Crowdsourcing. A topic dear to translators who see it as a threat, as the encroachment of non-professionals into the language industry. Too late. People will do translations for free, just as you take pictures without the help of professional photographers. The reality is that there is more demand for translations than there are professional translators to handle them. Crowdsourcing -- like machine translation -- is just another way to address this market reality.


  1. I don't think anyone could disagree with this, as you say... "“The closer your vision gets to a provable future, the more your are simply describing the present.". But on the standards front... I think there will be both; standards and tools to manage the conversions (like the SDL OpenExchange -

  2. Good points, Renato, and well presented. Thank you for introducing me to the term "subtractive prophecy"; I think we'd all do well to subtract a lot from discussions about the future. Whether it is intended so or not, too much of the discussion of MT and crowdsourcing in one way or another uses the FUD-factor to sell or even force-feed an idea and a "future" hardly worth discussing. The translation markets are very diverse, and there are enough niches in this ecology for most to find viable business if they are alert.

    Standards are a bit like sheepherding. You'll often get a few strays (like SDL ;-) but with a good dog and a little reasonable discipline, you'll get 'em in the pen eventually. It helps to have a wide gate.

  3. Considering we have input into most,if not all the standards in this industry, and after being excluded from an effort to introduce another independant standard last week (as you well know Kevin) your example would be better pointed at others, not SDL.

  4. Paul, you know I feel very strongly that SDL should be a part of the interoperability initiative, and I promise the last word has not been spoken there (watch my blog for the fireworks after I finish a big delivery this week or early next).

    I am very encouraged by steps your company has taken to open up in recent years, and I cannot find enough good words for your efforts to inject a healthy dose of sense and spirit into a company whose first reflex for many years seemed to be insulting its customers. Although I use another tool for my actual translation because it is ergonomically superior, the SDL Trados products in various incarnations are absolutely critical parts of my integrated workflows in many cases, and I recommend them as such to anyone who wants a business that can respond to the full range of format and process challenges we face today. No vendor's tools stand alone... which means that standards and the cooperation of major players on standards is vital to us all.

  5. Anon E. Mouse9:52 PM

    “A laudable effort undertaken by organizations that have no power to enforce them.”

    Renato, what do you expect?
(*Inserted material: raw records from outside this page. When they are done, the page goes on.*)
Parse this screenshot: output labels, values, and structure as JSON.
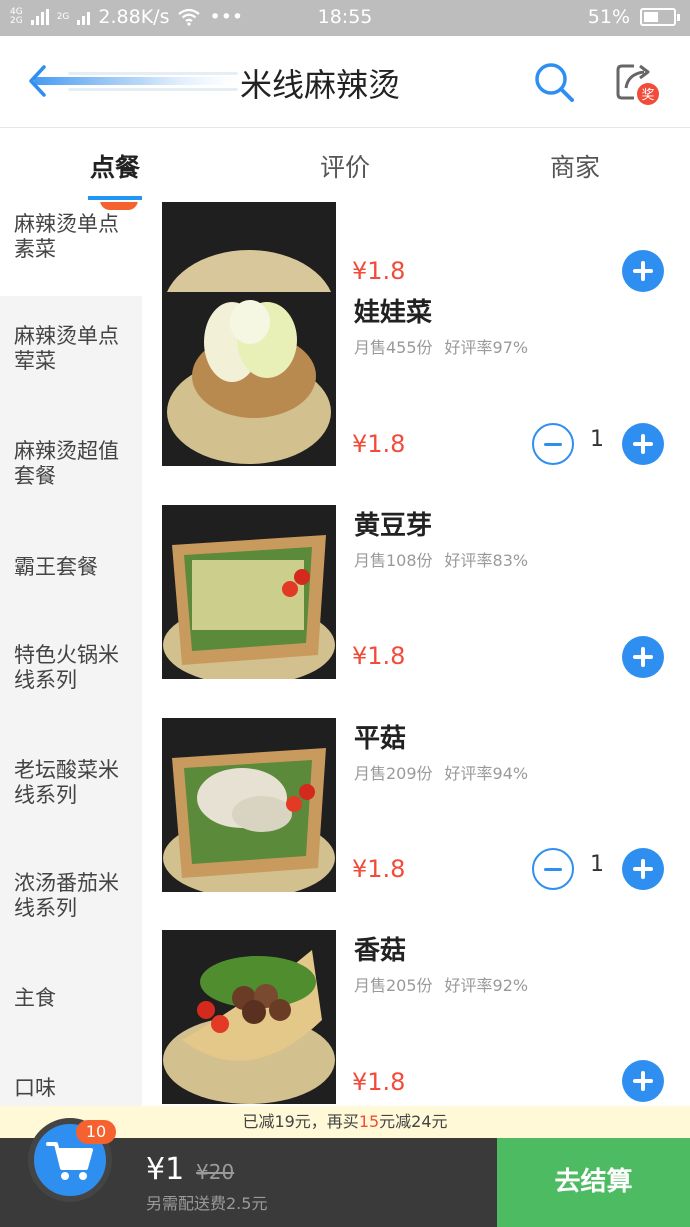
{
  "status_bar": {
    "network_top": "4G",
    "network_bottom": "2G",
    "network2": "2G",
    "speed": "2.88K/s",
    "time": "18:55",
    "battery": "51%",
    "battery_level": 0.51
  },
  "header": {
    "title": "米线麻辣烫"
  },
  "tabs": [
    {
      "label": "点餐",
      "active": true
    },
    {
      "label": "评价",
      "active": false
    },
    {
      "label": "商家",
      "active": false
    }
  ],
  "categories": [
    {
      "label": "麻辣烫单点素菜",
      "active": true
    },
    {
      "label": "麻辣烫单点荤菜",
      "active": false
    },
    {
      "label": "麻辣烫超值套餐",
      "active": false
    },
    {
      "label": "霸王套餐",
      "active": false
    },
    {
      "label": "特色火锅米线系列",
      "active": false
    },
    {
      "label": "老坛酸菜米线系列",
      "active": false
    },
    {
      "label": "浓汤番茄米线系列",
      "active": false
    },
    {
      "label": "主食",
      "active": false
    },
    {
      "label": "口味",
      "active": false
    }
  ],
  "items": [
    {
      "name": "",
      "sales": "",
      "rating": "",
      "price": "¥1.8",
      "quantity": null
    },
    {
      "name": "娃娃菜",
      "sales": "月售455份",
      "rating": "好评率97%",
      "price": "¥1.8",
      "quantity": "1"
    },
    {
      "name": "黄豆芽",
      "sales": "月售108份",
      "rating": "好评率83%",
      "price": "¥1.8",
      "quantity": null
    },
    {
      "name": "平菇",
      "sales": "月售209份",
      "rating": "好评率94%",
      "price": "¥1.8",
      "quantity": "1"
    },
    {
      "name": "香菇",
      "sales": "月售205份",
      "rating": "好评率92%",
      "price": "¥1.8",
      "quantity": null
    }
  ],
  "promo": {
    "prefix": "已减19元，再买",
    "amount": "15",
    "suffix": "元减24元"
  },
  "cart": {
    "count": "10",
    "total": "¥1",
    "original": "¥20",
    "delivery": "另需配送费2.5元",
    "checkout_label": "去结算"
  },
  "colors": {
    "accent": "#2f8ff0",
    "price": "#f24b3a",
    "checkout": "#4dbb62",
    "badge": "#f5612f"
  }
}
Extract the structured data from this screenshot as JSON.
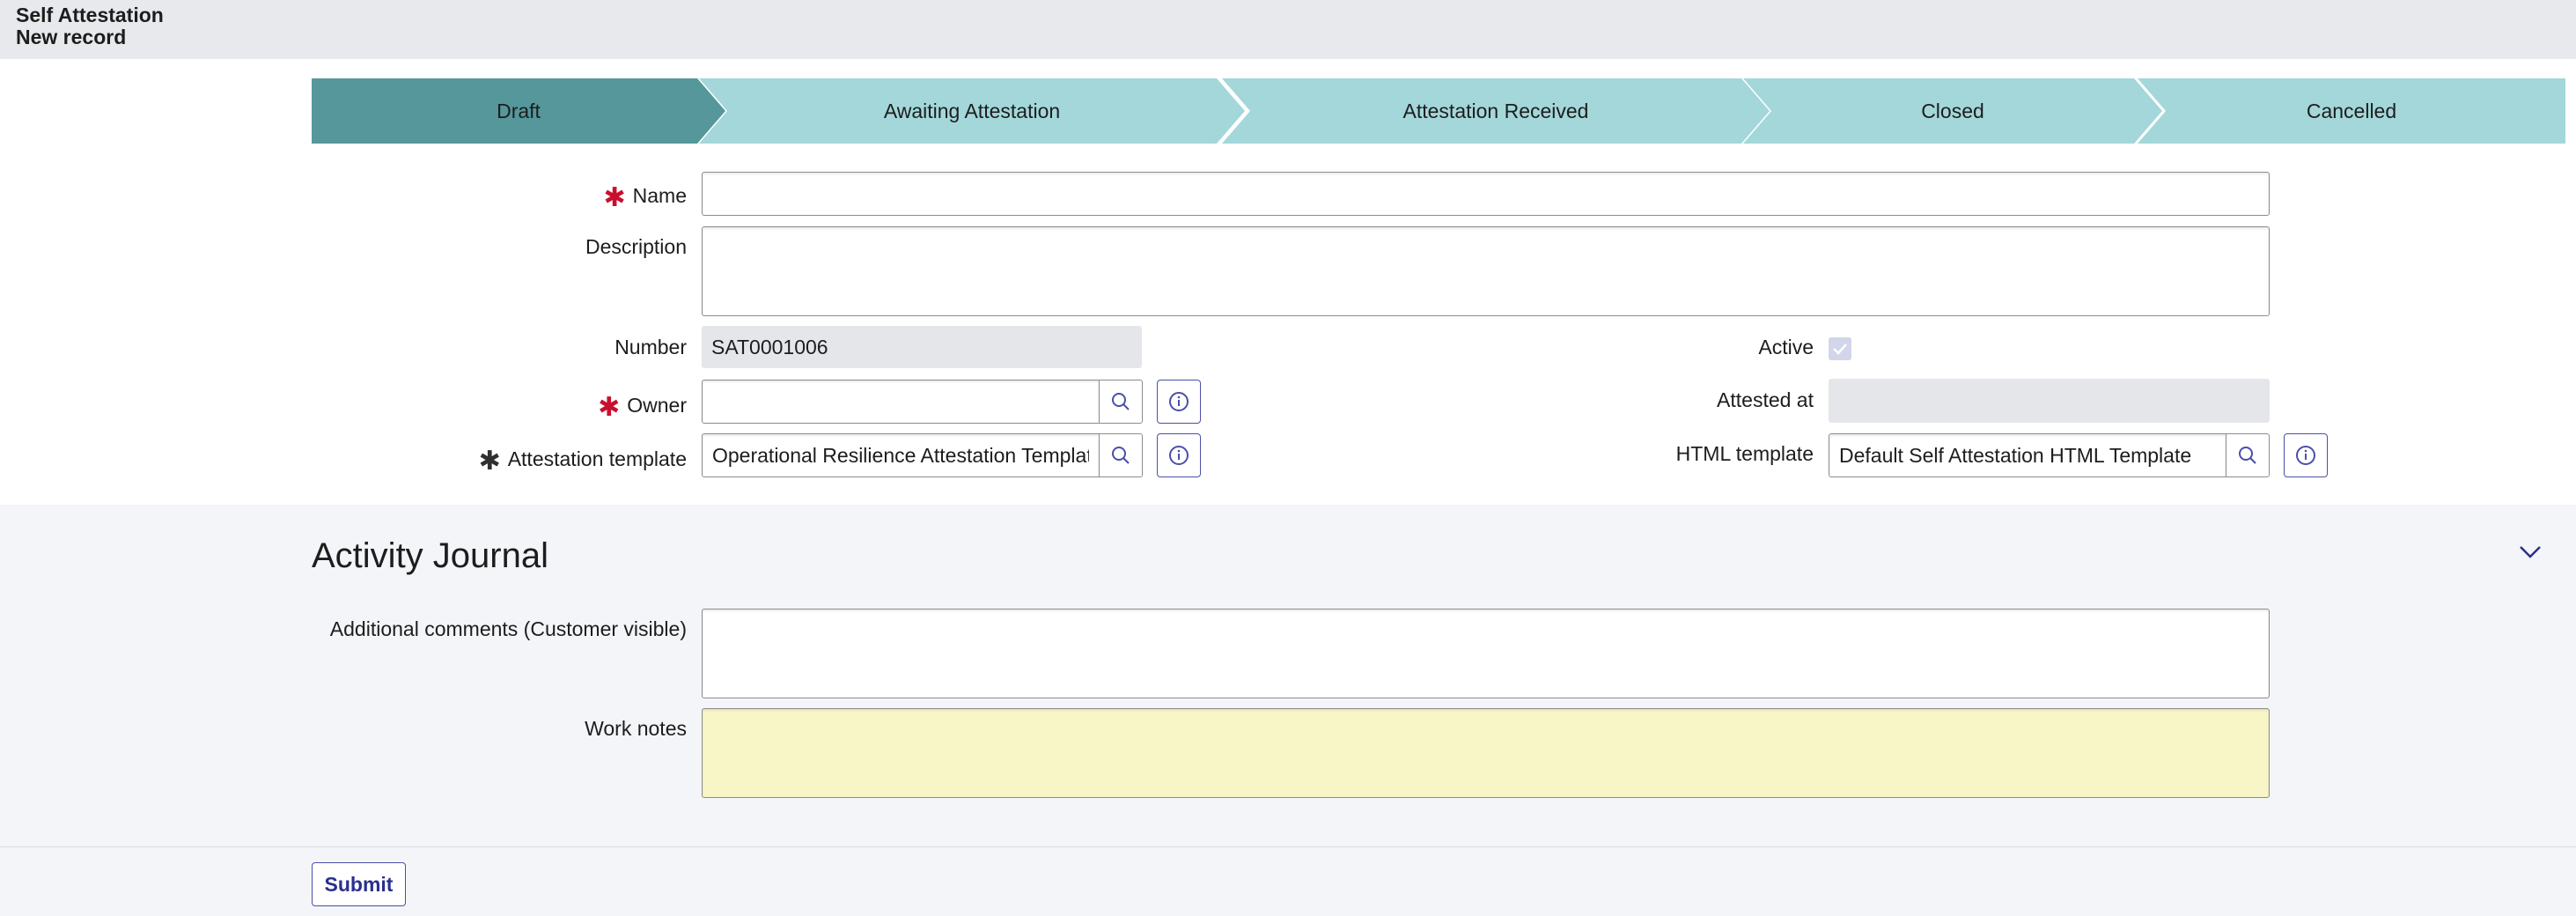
{
  "header": {
    "title": "Self Attestation",
    "subtitle": "New record"
  },
  "stages": [
    {
      "label": "Draft",
      "active": true
    },
    {
      "label": "Awaiting Attestation",
      "active": false
    },
    {
      "label": "Attestation Received",
      "active": false
    },
    {
      "label": "Closed",
      "active": false
    },
    {
      "label": "Cancelled",
      "active": false
    }
  ],
  "colors": {
    "stage_active": "#55979a",
    "stage_inactive": "#a3d7da",
    "required": "#c8102e",
    "accent": "#4a4fa8",
    "work_notes_bg": "#f8f5c6"
  },
  "form": {
    "name": {
      "label": "Name",
      "value": ""
    },
    "description": {
      "label": "Description",
      "value": ""
    },
    "number": {
      "label": "Number",
      "value": "SAT0001006"
    },
    "owner": {
      "label": "Owner",
      "value": ""
    },
    "attestation_template": {
      "label": "Attestation template",
      "value": "Operational Resilience Attestation Template"
    },
    "active": {
      "label": "Active",
      "checked": true
    },
    "attested_at": {
      "label": "Attested at",
      "value": ""
    },
    "html_template": {
      "label": "HTML template",
      "value": "Default Self Attestation HTML Template"
    }
  },
  "activity": {
    "title": "Activity Journal",
    "additional_comments": {
      "label": "Additional comments (Customer visible)",
      "value": ""
    },
    "work_notes": {
      "label": "Work notes",
      "value": ""
    }
  },
  "footer": {
    "submit_label": "Submit"
  },
  "icons": {
    "lookup": "search-icon",
    "info": "info-icon",
    "collapse": "chevron-down-icon",
    "required": "asterisk-icon"
  }
}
There is no legal authority over an internationally outsourced services industry. If any group tried to acquire the power to enforce standards, it would be widely resisted and, quite rightly, regarded as a power grab. At most you could see local enforcement of particular standards (e.g., a Chinese language services standard), not some sort of industry-wide enforcement.

    Does this mean that standards aren't worth while? If customers demand it, then voluntary compliance with some sort of compliance verification (like the TAUS interoperability dashboard) would go a long ways. But there is no sense lamenting something that, structurally, is impossible in our industry. You will never see the standards bodies getting at what you seem to aspire to. However, these organizations do need to do more about education and promotion of the value of these efforts.

    The question is how to get something done despite it.

    I have to lament the fact that many people claiming to want interoperability and openness define that openness by exclusion. Such efforts should be widely criticized for what they are. If interoperability is to mean anything at all, SDL must be present at the table as one of the major players. Sadly, with the demise of LISA, there are a number of groups that want to stake their exclusive claim to LISA’s turf and continue the clannishness and tribal mentality that have long pervaded our industry. Until we overcome that all-to-common mental defect nothing else will really matter and these efforts will be window dressing.